Insurers selling plans on the marketplaces must disclose the metrics they use to determine the value and cost-effectiveness of plans beginning in 2016, as a way to improve the overall quality of healthcare.
The Affordable Care Act grants exchanges the right to allow consumers to compare plans based on quality and value, set common quality improvement requirements and collect quality and cost data to inform improvements. Of the 36 state-based exchanges, 13 have already taken steps to promote quality in the plans sold through their online marketplaces, according to an issue brief from the Commonwealth Fund.
During this past enrollment period, four of the 13 state exchanges chose to contract with insurers selling health plans based oncertain levels of quality and value, nine states publicly displayed or linked to quality information and 11 collected quality information from insurers.
Massachusetts and California are two of the most prominent exchanges that selectively contracted with insurers, FierceHealthPayer previously reported. Massachusetts, for example, required insurers to develop plans to use more risk-based payment models. And California only allowed insurers to sell plans on its exchange if they were affordable, provided access to high-quality care and reduced health disparities.
However, the Commonwealth Fund questioned whether these metrics will actually steer consumers to choose plans based on quality and value data. The problem, the authors said, is that providing quality information has limitations, especially in the early years of exchanges.

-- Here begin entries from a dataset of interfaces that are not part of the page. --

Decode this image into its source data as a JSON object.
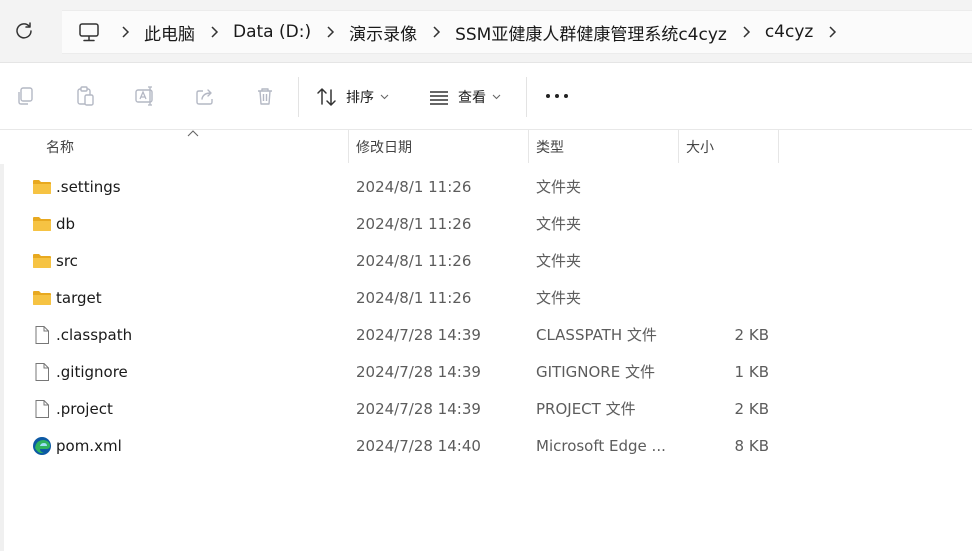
{
  "breadcrumb": {
    "items": [
      "此电脑",
      "Data (D:)",
      "演示录像",
      "SSM亚健康人群健康管理系统c4cyz",
      "c4cyz"
    ]
  },
  "toolbar": {
    "sort_label": "排序",
    "view_label": "查看"
  },
  "columns": {
    "name": "名称",
    "date": "修改日期",
    "type": "类型",
    "size": "大小"
  },
  "files": [
    {
      "name": ".settings",
      "date": "2024/8/1 11:26",
      "type": "文件夹",
      "size": "",
      "icon": "folder-icon"
    },
    {
      "name": "db",
      "date": "2024/8/1 11:26",
      "type": "文件夹",
      "size": "",
      "icon": "folder-icon"
    },
    {
      "name": "src",
      "date": "2024/8/1 11:26",
      "type": "文件夹",
      "size": "",
      "icon": "folder-icon"
    },
    {
      "name": "target",
      "date": "2024/8/1 11:26",
      "type": "文件夹",
      "size": "",
      "icon": "folder-icon"
    },
    {
      "name": ".classpath",
      "date": "2024/7/28 14:39",
      "type": "CLASSPATH 文件",
      "size": "2 KB",
      "icon": "file-icon"
    },
    {
      "name": ".gitignore",
      "date": "2024/7/28 14:39",
      "type": "GITIGNORE 文件",
      "size": "1 KB",
      "icon": "file-icon"
    },
    {
      "name": ".project",
      "date": "2024/7/28 14:39",
      "type": "PROJECT 文件",
      "size": "2 KB",
      "icon": "file-icon"
    },
    {
      "name": "pom.xml",
      "date": "2024/7/28 14:40",
      "type": "Microsoft Edge ...",
      "size": "8 KB",
      "icon": "edge-icon"
    }
  ],
  "colors": {
    "folder": "#f6c343",
    "folder_dark": "#e8a920",
    "edge_blue": "#0c59a4",
    "edge_green": "#2fb35f"
  }
}
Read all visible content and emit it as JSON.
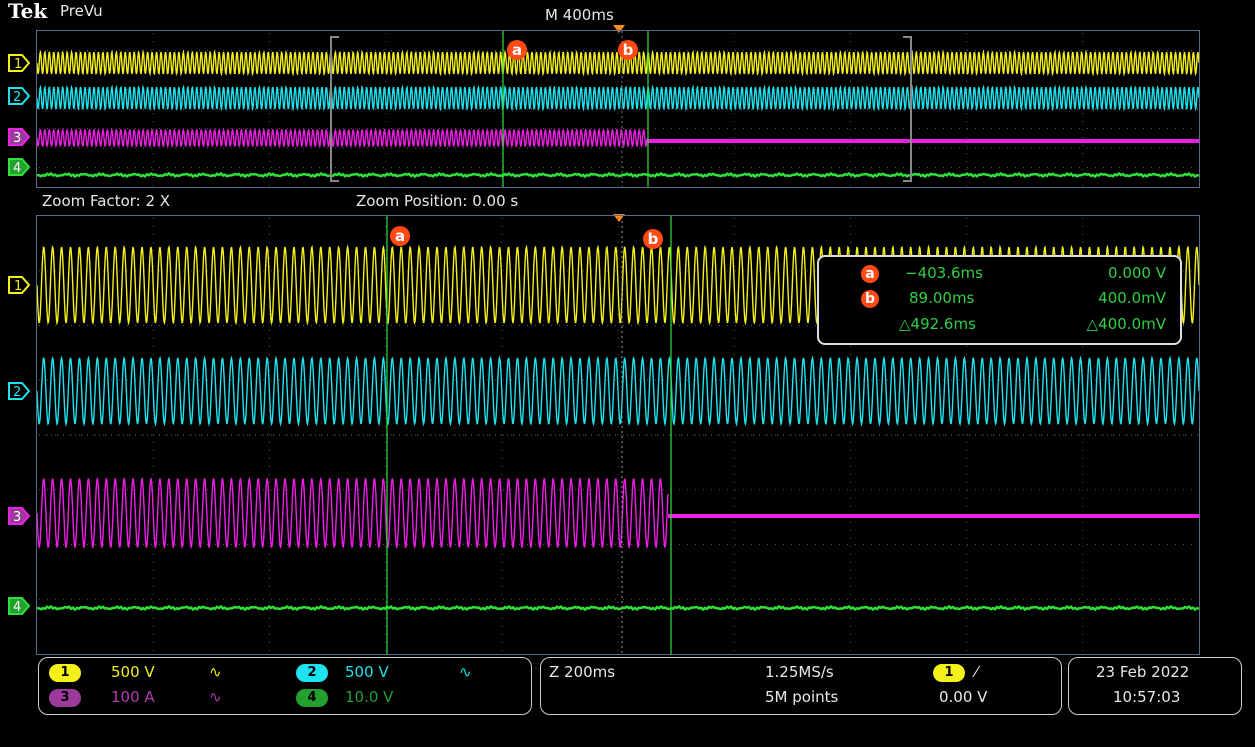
{
  "header": {
    "brand": "Tek",
    "mode": "PreVu",
    "timebase": "M 400ms",
    "zoom_factor": "Zoom Factor: 2 X",
    "zoom_position": "Zoom Position: 0.00 s"
  },
  "channels": [
    {
      "id": "1",
      "color": "#f3f01a",
      "scale": "500 V",
      "coupling": "∿"
    },
    {
      "id": "2",
      "color": "#1ee3ee",
      "scale": "500 V",
      "coupling": "∿"
    },
    {
      "id": "3",
      "color": "#ee1ee6",
      "scale": "100 A",
      "coupling": "∿",
      "label_color": "#9c3a9c"
    },
    {
      "id": "4",
      "color": "#2ee03c",
      "scale": "10.0 V",
      "coupling": "",
      "label_color": "#23a02e"
    }
  ],
  "cursors": {
    "a_label": "a",
    "b_label": "b",
    "a_time": "−403.6ms",
    "a_value": "0.000 V",
    "b_time": "89.00ms",
    "b_value": "400.0mV",
    "delta_time": "△492.6ms",
    "delta_value": "△400.0mV",
    "color": "#ff4a16"
  },
  "status": {
    "zoom_timebase": "Z 200ms",
    "sample_rate": "1.25MS/s",
    "record_length": "5M points",
    "trigger_source": "1",
    "trigger_slope": "⁄",
    "trigger_level": "0.00 V",
    "date": "23 Feb  2022",
    "time": "10:57:03"
  }
}
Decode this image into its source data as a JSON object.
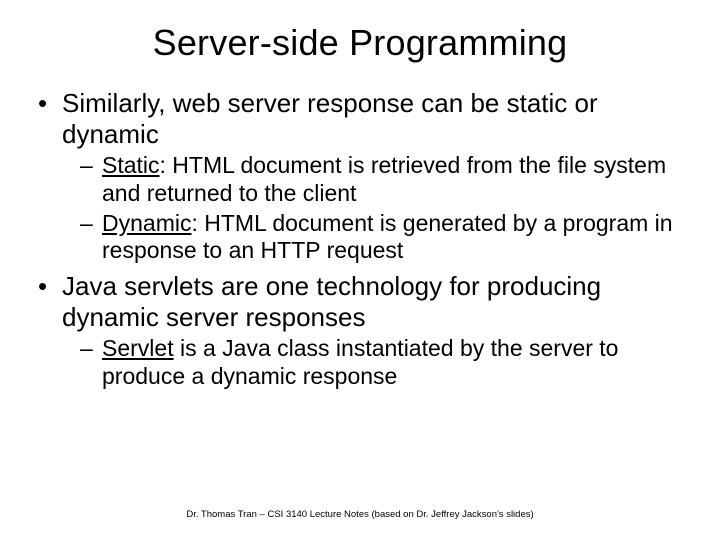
{
  "title": "Server-side Programming",
  "bullets": {
    "b1": {
      "text": "Similarly, web server response can be static or dynamic",
      "sub": {
        "s1": {
          "label": "Static",
          "rest": ": HTML document is retrieved from the file system and returned to the client"
        },
        "s2": {
          "label": "Dynamic",
          "rest": ": HTML document is generated by a program in response to an HTTP request"
        }
      }
    },
    "b2": {
      "text": "Java servlets are one technology for producing dynamic server responses",
      "sub": {
        "s1": {
          "label": "Servlet",
          "rest": " is a Java class instantiated by the server to produce a dynamic response"
        }
      }
    }
  },
  "footer": "Dr. Thomas Tran – CSI 3140 Lecture Notes (based on Dr. Jeffrey Jackson's slides)"
}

"Many consumers are navigating the complexities of selecting a private insurance plan for the first time this year, and are likely to be more focused on factors like premiums and cost-sharing," the issue brief says.
To learn more:
- read the Commonwealth Fund issue brief (.pdf)